Rackspace sent shockwaves through the tech world on Thursday by informing the SEC it had hired Morgan Stanley to begin formally exploring a merger or acquisition.
On Friday, Rackspace partners told CRN they're still trying to figure out which cloud vendors could be potential suitors.
In the Rackspace channel, speculation as to who might buy the cloud vendor falls into two categories: companies already in the OpenStack ecosystem that Rackspace had a major role in developing, and companies that might be looking to make an authoritative entrance into the premium end of the public cloud market.
Jeff Chandler, President of American Technology Services, a managed services provider and Rackspace partner, told CRN that “it seems inevitable that Rackspace will be acquired by somebody and this seems as good a time as any.”
Chandler doesn’t see companies that have already carved out solid positions in their respective markets, like Verizon, Amazon or IBM, making bids.
"As a channel partner, we would welcome an acquisition of Rackspace by a larger company that has a better developed channel partner program, such as Microsoft, Dell, or even Citrix,” he told CRN.
Partners told CRN it seems likely that whatever company makes a play for Rackspace will be committed to OpenStack.

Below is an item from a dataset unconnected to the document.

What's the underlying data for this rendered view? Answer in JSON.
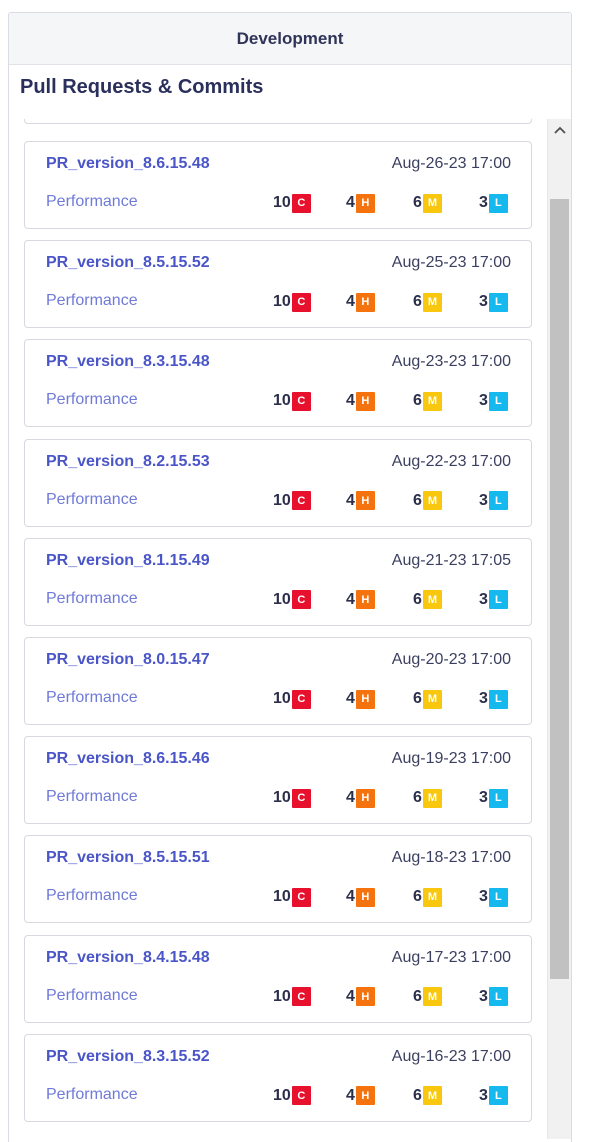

At least one Wall Street analyst shares this view. "Because Rackspace operates the largest production deployment of OpenStack and is the second-largest public cloud provider to Amazon Web Services, it could be a strategic asset to other companies in the OpenStack ecosystem, such as AT&T, IBM, EMC, HP, and VMware,” wrote Jim Breen, an analyst at William Blair & Co., in a report published Friday.
Rackspace spokespeople told CRN they could not comment on Thursday’s announcement, which has generated a fair amount of uncertainty within the San Antonio-based vendor's channel.
In its SEC filing, Rackspace said the price wars in the public cloud space were forcing it to seek a strategic partnership. But many industry watchers noted that Rackspace has never really been in head-to-head competition with Amazon or Google, and instead positions its cloud as a premium offering, one built around a concept it markets as "fanatical support.”
If Rackspace does get acquired, the company that buys it will be interested in using this commitment to top-tier services to differentiate themselves from the big commodity cloud players Rackspace claims are pushing them to seek acquisition in the first place, partners said.
Cisco has been frequently mentioned as a possible suitor.
Kent MacDonald, vice president at Long View Systems, a Canadian managed services provider and Cisco partner, hasn’t heard rumors about such a partnership, but said "it certainly would be a jump-start to have a very scalable cloud infrastructure."
Cisco's Intercloud, a global chain of regional data centers, would be bolstered quickly with Cisco taking over the Rackspace infrastructure, MacDonald said.
"I would certainly be more comfortable with a Cisco-owned infrastructure. They would be large global players that they can go out and brand, and we'll have this mix of former competitors under the Cisco banner that we can work with,” MacDonald said.
Financial markets are reacting positively to the prospect of a Rackspace acquisition. Rackspace shares, which were trading at $28.28 a share before the announcement, rose nearly 18 percent on Friday, closing at $36.12 per share.
PUBLISHED MAY 21, 2014